A: We’re talking about the largest minority out of all population segments with a discretionary income [around 27% of Americans have some kind of disability], so companies clearly see the opportunity.
The most obvious differences are geographic. Companies in the UK and the EU are more proactive – it’s seen as the right thing to do. The European Accessibility Act, which requires government websites to be accessible to all individuals from 2025, will further formalise the need for accessibility. In the US lawyers are often involved, and it is very much the stick rather than the carrot.
I have been pleasantly surprised to see an appetite for what we do in the Middle East, in Dubai, Kuwait and Saudi Arabia. We also see South Korea, Japan, China and India starting to take note of this as well.
Because of this, geographic expansion is very much in our strategy right now
Q: Other testing companies are now offering accessibility testing as a specific product line. How is Deque maintaining its edge?
A: Firstly, I think that it’s good to have a worthy competitor because for a long time, there weren’t too many competitors. I think it keeps us nimble so I’m very happy about that.
I see Deque as a bit of a closed loop. We have subject matter experts that create methodologies for us. Those methodologies are built into our products. The services work that we do affords us access to data which we can then use to train our machine learning models. We’ve taken a human-centric approach to machine learning and artificial intelligence. I feel that this, as well the data that we have creates a mote that is difficult for people to catch up to.

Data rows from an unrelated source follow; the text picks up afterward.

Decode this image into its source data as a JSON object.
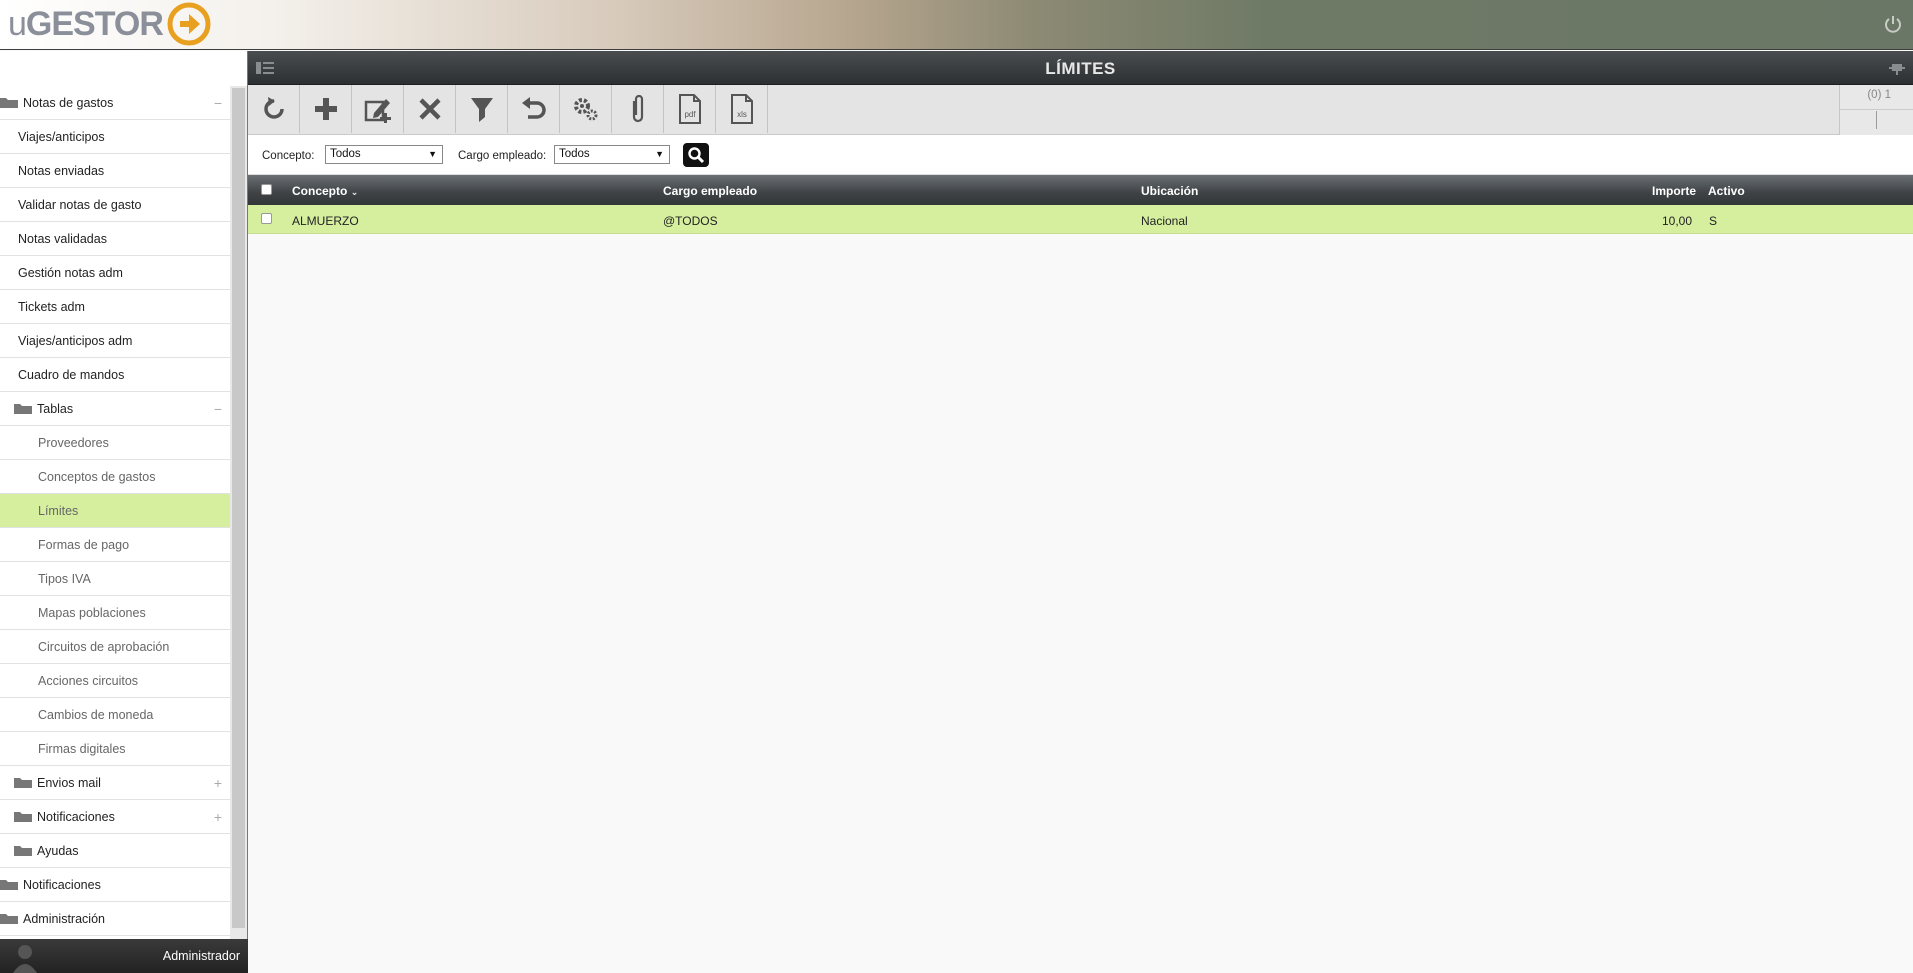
{
  "brand": {
    "logo_u": "u",
    "logo_rest": "GESTOR"
  },
  "page": {
    "title": "LÍMITES"
  },
  "sidebar": {
    "root_label": "Notas de gastos",
    "items": [
      "Viajes/anticipos",
      "Notas enviadas",
      "Validar notas de gasto",
      "Notas validadas",
      "Gestión notas adm",
      "Tickets adm",
      "Viajes/anticipos adm",
      "Cuadro de mandos"
    ],
    "tables_label": "Tablas",
    "table_items": [
      "Proveedores",
      "Conceptos de gastos",
      "Límites",
      "Formas de pago",
      "Tipos IVA",
      "Mapas poblaciones",
      "Circuitos de aprobación",
      "Acciones circuitos",
      "Cambios de moneda",
      "Firmas digitales"
    ],
    "active_item": "Límites",
    "sub_folders": [
      "Envios mail",
      "Notificaciones",
      "Ayudas"
    ],
    "root_folders": [
      "Notificaciones",
      "Administración"
    ],
    "collapse_symbol": "−",
    "expand_symbol": "+"
  },
  "user": {
    "name": "Administrador"
  },
  "toolbar": {
    "buttons": [
      "refresh-icon",
      "add-icon",
      "edit-icon",
      "delete-icon",
      "filter-icon",
      "undo-icon",
      "settings-icon",
      "attach-icon",
      "pdf-icon",
      "xls-icon"
    ],
    "pdf_label": "pdf",
    "xls_label": "xls"
  },
  "pager": {
    "text": "(0) 1"
  },
  "filters": {
    "concepto_label": "Concepto:",
    "concepto_value": "Todos",
    "cargo_label": "Cargo empleado:",
    "cargo_value": "Todos"
  },
  "grid": {
    "columns": [
      "Concepto",
      "Cargo empleado",
      "Ubicación",
      "Importe",
      "Activo"
    ],
    "rows": [
      {
        "concepto": "ALMUERZO",
        "cargo": "@TODOS",
        "ubicacion": "Nacional",
        "importe": "10,00",
        "activo": "S"
      }
    ]
  },
  "colors": {
    "accent_green": "#d6ef9f",
    "header_dark": "#2d3033",
    "brand_orange": "#e8a020"
  }
}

Axe-core [an accessibility testing library upon which tools such as axe DevTools is built] is almost at one billion downloads and it’s the de facto rule engine for accessibility testing in the world. It’s been adopted by Microsoft, Google, and all the other major tech companies.
Q: How are you integrating AI into your offerings?
A: We have a browser extension called axe DevTools, which has a feature called Intelligent Guided Tests. The idea is that a developer is able to perform advanced accessibility testing without needing to have any knowledge of accessibility, because accessibility is a difficult niche subject. You can try this extension for free online.
We’re also looking to improve the accessibility of suggestions from co-piloting tools, such as GitHub Copilot.
Q: As the complexity of applications grows, especially with the integration of AI, Is it more difficult to test for accessibility?
A: Of course, but that’s nothing new. New tech stacks are developed, new systems come up, new frameworks come up. So I don’t think that’s something that is a challenge, I think it’s an opportunity really.
Q: What do you think the main challenges in accessibility are today?
A: I think the challenges are the same as ever. I’ve always believed in automation; developers want an easy button for doing this or that. So my goal is always 100% automation; we’re going to take some time to get there but that’s my attitude and I want to get as close to it as possible.
The other challenge is to achieve zero false positives. It’s really important because if developers see false positives or noise, they won’t adopt a tool. I’ve seen accessibility testing tools which report six times the number of defects that we report, but when we go through the defects we can see that many of them are false positives because we’ve got the subject matter experts.